Super Bowl LVI has come and gone. Along with it, the nostalgic halftime show and any semblance of a historic underdog victory. The Cincinnati Bengals and its quarterback Joe "Sheisty" Burrow fell just short of their goal, falling to the Los Angeles Rams, 23-20 at SoFi Stadium. But this won't be the last we see of the NFL's Comeback Player of the Year.
Why's that? Joey B's got the moxie, he has swagger and there's ice in his veins. He's got the “it” factor. His challenging journey to get there, however, isn't far off from the grind and hustle to building a sales career. Before Burrow helped usher the Bengals to the Super Bowl this year—the team's first appearance since 1988—he had to overcome many hurdles that would have most players ejecting themselves from the game Antonio Brown style.
His first few years of college football were less than stellar, having only appeared in 10 games over three seasons while at Ohio State—falling behind more favored teammates like J.T. Barrett and Dwayne Haskins. The rigid and traditional ways of measuring a college quarterback's success ignored his true competitive greatness, and instead, he was left at the back of the pack. Turns out though these coaching missteps and inability to recognize his intangibles opened the path for him to succeed.

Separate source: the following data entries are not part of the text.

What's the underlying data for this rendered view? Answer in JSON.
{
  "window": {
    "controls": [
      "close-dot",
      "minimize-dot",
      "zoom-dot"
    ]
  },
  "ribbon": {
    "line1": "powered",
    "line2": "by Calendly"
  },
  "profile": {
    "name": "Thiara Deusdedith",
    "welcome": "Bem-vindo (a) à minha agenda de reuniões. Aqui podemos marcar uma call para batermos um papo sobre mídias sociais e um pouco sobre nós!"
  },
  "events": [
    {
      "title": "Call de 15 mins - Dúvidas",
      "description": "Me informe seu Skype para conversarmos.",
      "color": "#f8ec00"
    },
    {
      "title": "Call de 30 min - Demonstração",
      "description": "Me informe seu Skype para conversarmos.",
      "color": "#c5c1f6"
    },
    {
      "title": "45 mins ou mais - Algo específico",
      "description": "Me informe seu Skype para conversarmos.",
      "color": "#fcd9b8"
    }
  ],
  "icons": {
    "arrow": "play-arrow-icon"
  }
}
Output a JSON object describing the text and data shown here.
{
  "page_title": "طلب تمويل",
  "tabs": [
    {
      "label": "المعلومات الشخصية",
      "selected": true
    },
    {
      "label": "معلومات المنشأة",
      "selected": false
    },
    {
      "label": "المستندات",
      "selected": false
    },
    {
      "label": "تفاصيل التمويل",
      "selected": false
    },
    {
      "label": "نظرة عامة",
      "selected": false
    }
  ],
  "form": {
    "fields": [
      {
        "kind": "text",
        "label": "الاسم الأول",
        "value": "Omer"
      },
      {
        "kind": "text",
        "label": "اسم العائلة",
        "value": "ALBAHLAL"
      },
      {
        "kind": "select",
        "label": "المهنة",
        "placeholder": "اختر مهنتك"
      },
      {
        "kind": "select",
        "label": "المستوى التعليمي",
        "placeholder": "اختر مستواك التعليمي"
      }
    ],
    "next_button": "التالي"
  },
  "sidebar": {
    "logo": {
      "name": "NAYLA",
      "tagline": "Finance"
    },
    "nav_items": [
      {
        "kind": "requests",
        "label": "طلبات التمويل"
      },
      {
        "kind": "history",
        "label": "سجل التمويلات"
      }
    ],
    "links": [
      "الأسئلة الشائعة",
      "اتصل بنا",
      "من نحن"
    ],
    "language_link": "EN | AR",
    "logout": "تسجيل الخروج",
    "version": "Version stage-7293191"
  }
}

And his teammates knew it:
Mike Weber, his former teammate at Ohio State, wasn’t wrong. But the damage was already done. In 2018, Burrow transferred to Lousiana State University (LSU) and his redemption—or come back— tour began. In his final season at LSU, he led the team to 13-0, set the record for most touchdown passes in a season and was awarded the coveted Heisman Trophy.
In many aspects, his collegiate comeback has foreshadowed his current NFL career. Despite all the doubt, the losses, the injuries, Joe Burrow proved he does indeed have the “it” factor. And no matter how you slice it, he never fails to make a comeback.
It’s that drive and determination that turns good into great, and it’s a mentality that's highly valued in every job. Notably for us as sales leaders, the key lesson is that evaluating talent is half art and half science. It’s easy to identify our top performers—the Dwayne Haskins on our teams—if measuring through traditional methods like pipeline and closed business. Don’t get it wrong those are important KPIs but not the foolproof solution to defining success.
So how can sales leaders evaluate their team for the “it” factor?
When you can make the art component as scientific as possible, you hold a major competitive advantage. Gamification of the sales process, for example, is one way to discover who will rise to the challenge and who’s motivated to go above and beyond. It breeds autonomy, which allows sales reps to feel in control of their own destiny, and not buried on a depth chart.
It also motivates reps to engage even more, and this positive reinforcement instills consistent recognition of a job well done. Thus, the more human and personal you make the accomplishment, the more addicting and results-driven it becomes.
If you want to keep the next Joe Burrow on your team, let's talk!